Whether it’s a break and enter, physical injury, or losing a loved one to violent crime, being a victim or a survivor of crime can be a traumatic event in one’s life. Victims and survivors need support systems to lean on, whether it’s to help them heal, find safety, or guidance and support through a difficult judicial process. With those reasons in mind, hundreds of programs across the country that offer support, research and education.
The Victim Services program in Saskatoon opened its doors in May of 1993. Their role is two-fold and may be described as facilitators and liaisons and help victims maneuver through the Criminal Justice System. Since 1993, client load has increased by over 100 clients per month. Contact is initiated with 400-500 victims monthly.
Victim Services provides victims and survivors of crime with information and support to make the best choices for themselves. Support workers provide victims with resources in the community such as counseling agencies, support groups, shelters and information about financial resources available.

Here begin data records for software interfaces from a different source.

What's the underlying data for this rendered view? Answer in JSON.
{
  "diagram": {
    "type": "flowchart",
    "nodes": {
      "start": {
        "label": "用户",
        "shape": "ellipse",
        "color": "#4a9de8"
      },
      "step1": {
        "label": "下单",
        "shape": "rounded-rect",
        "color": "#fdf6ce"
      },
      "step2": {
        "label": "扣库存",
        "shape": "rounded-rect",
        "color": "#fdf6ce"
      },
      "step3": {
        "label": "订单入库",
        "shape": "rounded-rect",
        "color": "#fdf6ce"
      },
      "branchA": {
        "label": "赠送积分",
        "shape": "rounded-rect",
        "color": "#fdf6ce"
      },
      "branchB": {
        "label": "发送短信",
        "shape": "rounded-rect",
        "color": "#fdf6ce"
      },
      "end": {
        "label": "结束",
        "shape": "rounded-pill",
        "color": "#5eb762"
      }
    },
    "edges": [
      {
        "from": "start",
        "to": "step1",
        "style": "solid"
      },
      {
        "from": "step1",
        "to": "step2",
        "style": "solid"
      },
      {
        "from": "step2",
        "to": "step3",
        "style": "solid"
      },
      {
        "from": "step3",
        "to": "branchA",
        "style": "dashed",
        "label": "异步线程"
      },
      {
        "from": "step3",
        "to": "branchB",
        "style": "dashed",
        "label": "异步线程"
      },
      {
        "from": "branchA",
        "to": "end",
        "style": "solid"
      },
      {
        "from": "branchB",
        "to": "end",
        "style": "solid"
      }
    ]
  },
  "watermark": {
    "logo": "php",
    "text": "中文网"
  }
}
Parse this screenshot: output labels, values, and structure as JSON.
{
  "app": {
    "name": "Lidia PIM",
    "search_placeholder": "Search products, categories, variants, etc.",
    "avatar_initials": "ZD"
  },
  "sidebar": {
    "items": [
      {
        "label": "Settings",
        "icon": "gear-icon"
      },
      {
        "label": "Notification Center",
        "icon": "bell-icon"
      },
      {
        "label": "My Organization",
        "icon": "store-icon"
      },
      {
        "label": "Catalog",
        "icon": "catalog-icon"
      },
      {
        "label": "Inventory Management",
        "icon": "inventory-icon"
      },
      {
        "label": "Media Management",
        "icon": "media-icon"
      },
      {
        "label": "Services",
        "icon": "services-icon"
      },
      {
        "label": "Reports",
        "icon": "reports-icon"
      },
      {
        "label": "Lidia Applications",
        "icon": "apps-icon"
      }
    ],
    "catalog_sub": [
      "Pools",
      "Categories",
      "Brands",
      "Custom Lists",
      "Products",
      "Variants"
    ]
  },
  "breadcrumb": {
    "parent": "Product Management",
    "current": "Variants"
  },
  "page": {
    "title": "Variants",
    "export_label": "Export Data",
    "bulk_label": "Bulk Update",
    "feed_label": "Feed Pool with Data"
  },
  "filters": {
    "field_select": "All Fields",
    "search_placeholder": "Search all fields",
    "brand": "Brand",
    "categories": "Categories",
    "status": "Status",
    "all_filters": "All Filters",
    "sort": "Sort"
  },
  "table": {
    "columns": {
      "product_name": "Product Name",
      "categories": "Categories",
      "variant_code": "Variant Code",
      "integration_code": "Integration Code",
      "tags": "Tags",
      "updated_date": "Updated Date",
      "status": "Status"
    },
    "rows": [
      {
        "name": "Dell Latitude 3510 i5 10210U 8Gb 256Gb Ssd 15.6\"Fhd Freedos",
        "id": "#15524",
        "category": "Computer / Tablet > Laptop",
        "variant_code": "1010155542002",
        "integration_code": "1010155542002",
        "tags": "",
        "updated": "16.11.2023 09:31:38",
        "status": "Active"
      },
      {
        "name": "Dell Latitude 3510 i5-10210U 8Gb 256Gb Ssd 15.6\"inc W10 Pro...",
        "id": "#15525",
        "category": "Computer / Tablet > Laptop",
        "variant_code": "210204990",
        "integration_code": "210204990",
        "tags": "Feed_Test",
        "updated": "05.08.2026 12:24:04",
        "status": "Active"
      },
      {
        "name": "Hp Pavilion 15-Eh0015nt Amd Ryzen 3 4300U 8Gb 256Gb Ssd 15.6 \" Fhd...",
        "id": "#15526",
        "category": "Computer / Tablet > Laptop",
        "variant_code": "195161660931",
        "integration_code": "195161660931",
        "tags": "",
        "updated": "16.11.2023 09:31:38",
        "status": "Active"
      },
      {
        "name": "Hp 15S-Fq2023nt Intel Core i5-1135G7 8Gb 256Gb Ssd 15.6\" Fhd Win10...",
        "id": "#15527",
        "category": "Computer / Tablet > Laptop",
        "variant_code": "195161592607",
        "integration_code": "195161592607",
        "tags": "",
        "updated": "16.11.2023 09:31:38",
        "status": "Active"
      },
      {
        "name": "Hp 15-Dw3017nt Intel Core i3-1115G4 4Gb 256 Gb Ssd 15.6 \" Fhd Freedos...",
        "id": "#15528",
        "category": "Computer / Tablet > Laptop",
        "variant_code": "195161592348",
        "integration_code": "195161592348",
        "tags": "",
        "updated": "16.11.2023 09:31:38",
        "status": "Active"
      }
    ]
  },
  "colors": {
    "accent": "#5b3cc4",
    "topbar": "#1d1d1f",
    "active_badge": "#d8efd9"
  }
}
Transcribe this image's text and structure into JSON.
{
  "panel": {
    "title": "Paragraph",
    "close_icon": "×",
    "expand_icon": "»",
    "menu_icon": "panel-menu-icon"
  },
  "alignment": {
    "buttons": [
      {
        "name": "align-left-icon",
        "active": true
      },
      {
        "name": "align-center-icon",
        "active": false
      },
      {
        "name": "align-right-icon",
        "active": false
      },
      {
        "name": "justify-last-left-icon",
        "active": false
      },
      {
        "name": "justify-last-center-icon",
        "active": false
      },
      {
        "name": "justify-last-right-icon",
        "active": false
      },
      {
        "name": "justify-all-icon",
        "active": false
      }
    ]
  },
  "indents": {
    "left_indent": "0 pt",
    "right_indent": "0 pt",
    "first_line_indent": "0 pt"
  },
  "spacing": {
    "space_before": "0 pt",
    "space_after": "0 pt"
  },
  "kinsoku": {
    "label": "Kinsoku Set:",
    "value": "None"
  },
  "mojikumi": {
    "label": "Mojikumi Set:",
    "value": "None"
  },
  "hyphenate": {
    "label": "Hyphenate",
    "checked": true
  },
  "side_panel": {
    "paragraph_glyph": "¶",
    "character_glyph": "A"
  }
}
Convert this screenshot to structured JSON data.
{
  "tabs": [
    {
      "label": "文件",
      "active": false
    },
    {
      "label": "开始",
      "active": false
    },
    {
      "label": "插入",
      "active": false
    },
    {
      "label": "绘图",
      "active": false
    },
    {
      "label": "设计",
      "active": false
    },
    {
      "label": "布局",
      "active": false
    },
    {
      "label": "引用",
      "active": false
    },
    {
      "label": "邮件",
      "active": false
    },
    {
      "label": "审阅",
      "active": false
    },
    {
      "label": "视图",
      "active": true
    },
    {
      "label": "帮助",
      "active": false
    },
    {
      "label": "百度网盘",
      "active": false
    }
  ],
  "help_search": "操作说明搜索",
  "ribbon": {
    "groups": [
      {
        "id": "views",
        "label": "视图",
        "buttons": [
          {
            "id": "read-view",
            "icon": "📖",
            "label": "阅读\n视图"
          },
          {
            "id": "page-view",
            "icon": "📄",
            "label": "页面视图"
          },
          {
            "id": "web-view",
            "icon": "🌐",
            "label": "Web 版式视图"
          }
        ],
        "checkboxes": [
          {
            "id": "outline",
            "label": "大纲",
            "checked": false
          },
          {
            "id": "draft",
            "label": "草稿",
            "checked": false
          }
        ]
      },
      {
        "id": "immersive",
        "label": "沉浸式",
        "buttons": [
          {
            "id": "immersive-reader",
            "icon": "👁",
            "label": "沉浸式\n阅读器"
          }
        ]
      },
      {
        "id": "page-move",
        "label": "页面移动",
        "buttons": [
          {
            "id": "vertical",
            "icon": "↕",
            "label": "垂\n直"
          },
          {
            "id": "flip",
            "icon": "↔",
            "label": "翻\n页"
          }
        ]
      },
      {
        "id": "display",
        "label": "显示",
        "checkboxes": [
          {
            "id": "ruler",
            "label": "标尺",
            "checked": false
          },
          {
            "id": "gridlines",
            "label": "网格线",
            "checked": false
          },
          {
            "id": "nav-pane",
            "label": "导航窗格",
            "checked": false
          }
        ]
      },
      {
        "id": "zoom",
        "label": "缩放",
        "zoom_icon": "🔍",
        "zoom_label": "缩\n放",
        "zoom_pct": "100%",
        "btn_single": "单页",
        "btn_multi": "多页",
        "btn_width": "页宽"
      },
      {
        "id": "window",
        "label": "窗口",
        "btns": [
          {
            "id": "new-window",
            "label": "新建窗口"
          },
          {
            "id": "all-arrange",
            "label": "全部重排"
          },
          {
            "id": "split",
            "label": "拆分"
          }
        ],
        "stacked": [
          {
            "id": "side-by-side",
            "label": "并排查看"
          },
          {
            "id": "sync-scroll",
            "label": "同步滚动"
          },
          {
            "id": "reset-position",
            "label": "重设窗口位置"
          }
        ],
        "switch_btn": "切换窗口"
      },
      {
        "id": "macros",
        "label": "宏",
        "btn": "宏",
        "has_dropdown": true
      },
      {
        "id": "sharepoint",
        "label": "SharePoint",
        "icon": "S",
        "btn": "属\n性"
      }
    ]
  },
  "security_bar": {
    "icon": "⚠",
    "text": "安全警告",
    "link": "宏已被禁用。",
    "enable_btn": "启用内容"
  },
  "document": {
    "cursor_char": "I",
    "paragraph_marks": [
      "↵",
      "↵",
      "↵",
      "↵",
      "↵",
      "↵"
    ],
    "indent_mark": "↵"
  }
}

In 1997, Victim Services began delivering services to victims in the rural areas surrounding Saskatoon. The RCMP proposed a partnership with Victim Services so that members of Saskatoon and Warman Detachments could utilize the services offered to the residents of Saskatoon. This partnership increased our population base by approximately 20,000 people.
The addition of the Aboriginal Resource Officers added an expertise on Indigenous issues. Many of the clients served are of Indigenous ancestry and in order to ensure a culturally appropriate and sensitive service for Indigenous victims, it is necessary to have such a resource available.
As we recognize this week as Victims and Survivors of Crime Week, we want to take a moment to acknowledge and give thanks to the staff and volunteers of our Victim Services that do so much work during and after investigations to help those that need it.